At last, he decided, “I can’t quit on myself if I never tried to help myself. I’m just going to talk about it.” He figured keeping it all in wasn’t working. What if he tried the opposite.

He spoke to his mother about it the next day, and she set up a therapist appointment. His therapist, who he sees to this day, helped him take his illness and make something positive out of it. After a year of therapy, Kevin felt better than ever. But the suicide of a teen girl in a nearby town took a toll on him. The story was prevalent in the news for a week, and then died down. He couldn’t shake the feeling that people would forget and move on, but the story felt so important to him. Prodded by his therapist, he researched depression and found that one million people under age 25 kill themselves each year.

As he worked to create a career in comedy, he was invited to speak at the local TEDx, a symposium for technology, education, and design talks. He started this way: “For a long time in my life, I felt like I’d been living two different lives. There’s the life that everyone sees, and then there’s the life that only I see.” He goes on to say that he’s lived depression for six years. And that’s OK. “My pain, more than anything in 19 years on this planet, has given me perspective,” he said. “And my hurt, my hurt has forced me to have hope.”

Back in the Chapel, Kevin gave two pieces of advice to Williston students. One: Own your story. Embrace all that you are and what’s happened to you. And two: be a better friend. Support those who need it. Listen when someone needs to tell their story.

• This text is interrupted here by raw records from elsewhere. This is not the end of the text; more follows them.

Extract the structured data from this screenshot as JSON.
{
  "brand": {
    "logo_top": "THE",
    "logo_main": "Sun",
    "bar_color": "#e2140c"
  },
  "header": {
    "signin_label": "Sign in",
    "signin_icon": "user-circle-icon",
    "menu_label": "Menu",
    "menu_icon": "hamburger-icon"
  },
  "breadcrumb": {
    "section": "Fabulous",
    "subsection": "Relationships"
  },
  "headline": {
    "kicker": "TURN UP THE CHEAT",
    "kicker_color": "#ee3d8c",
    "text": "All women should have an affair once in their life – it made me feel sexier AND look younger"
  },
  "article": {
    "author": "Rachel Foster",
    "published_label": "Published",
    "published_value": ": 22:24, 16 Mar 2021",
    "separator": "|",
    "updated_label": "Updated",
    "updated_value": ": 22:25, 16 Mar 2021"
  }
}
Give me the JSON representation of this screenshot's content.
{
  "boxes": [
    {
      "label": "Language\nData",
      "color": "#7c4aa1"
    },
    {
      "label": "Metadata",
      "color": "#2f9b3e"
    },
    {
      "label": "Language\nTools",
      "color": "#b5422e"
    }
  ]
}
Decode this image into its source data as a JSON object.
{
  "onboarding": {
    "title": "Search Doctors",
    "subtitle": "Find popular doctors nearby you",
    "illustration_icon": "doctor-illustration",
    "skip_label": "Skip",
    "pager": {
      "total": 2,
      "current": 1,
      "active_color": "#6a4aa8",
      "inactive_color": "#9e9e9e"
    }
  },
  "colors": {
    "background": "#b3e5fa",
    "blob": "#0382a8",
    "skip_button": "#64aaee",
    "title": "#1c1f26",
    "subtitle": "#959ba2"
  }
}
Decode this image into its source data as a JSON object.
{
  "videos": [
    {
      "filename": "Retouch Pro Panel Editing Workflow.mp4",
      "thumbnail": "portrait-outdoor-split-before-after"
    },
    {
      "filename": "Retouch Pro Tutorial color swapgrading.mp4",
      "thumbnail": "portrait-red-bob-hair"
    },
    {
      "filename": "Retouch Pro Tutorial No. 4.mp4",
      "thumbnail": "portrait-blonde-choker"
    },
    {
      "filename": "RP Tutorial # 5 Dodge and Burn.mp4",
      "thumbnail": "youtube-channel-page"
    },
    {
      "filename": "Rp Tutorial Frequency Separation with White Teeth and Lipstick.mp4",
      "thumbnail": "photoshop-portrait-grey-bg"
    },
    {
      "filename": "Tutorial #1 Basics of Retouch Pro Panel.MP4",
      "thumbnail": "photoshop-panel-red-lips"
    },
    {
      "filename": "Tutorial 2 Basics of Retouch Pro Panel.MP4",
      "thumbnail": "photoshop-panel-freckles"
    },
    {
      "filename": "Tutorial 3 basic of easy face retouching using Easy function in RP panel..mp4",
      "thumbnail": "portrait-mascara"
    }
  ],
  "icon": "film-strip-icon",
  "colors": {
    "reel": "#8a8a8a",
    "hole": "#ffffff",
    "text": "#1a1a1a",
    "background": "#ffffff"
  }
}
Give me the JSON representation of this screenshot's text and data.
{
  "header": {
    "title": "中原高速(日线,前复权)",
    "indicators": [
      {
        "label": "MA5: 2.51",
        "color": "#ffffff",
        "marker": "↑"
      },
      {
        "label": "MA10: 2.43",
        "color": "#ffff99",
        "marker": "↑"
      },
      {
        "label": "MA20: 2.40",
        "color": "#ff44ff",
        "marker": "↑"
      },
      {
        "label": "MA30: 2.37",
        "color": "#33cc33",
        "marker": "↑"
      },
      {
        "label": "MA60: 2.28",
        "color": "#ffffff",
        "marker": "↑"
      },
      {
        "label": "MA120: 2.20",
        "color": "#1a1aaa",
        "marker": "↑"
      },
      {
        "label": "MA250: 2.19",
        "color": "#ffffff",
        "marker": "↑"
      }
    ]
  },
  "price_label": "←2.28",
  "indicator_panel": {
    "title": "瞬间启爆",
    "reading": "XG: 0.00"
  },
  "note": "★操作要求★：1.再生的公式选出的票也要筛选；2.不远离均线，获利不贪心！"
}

“The only way we’re going to beat a problem that people are battling alone,” he said, “is by standing strong together.”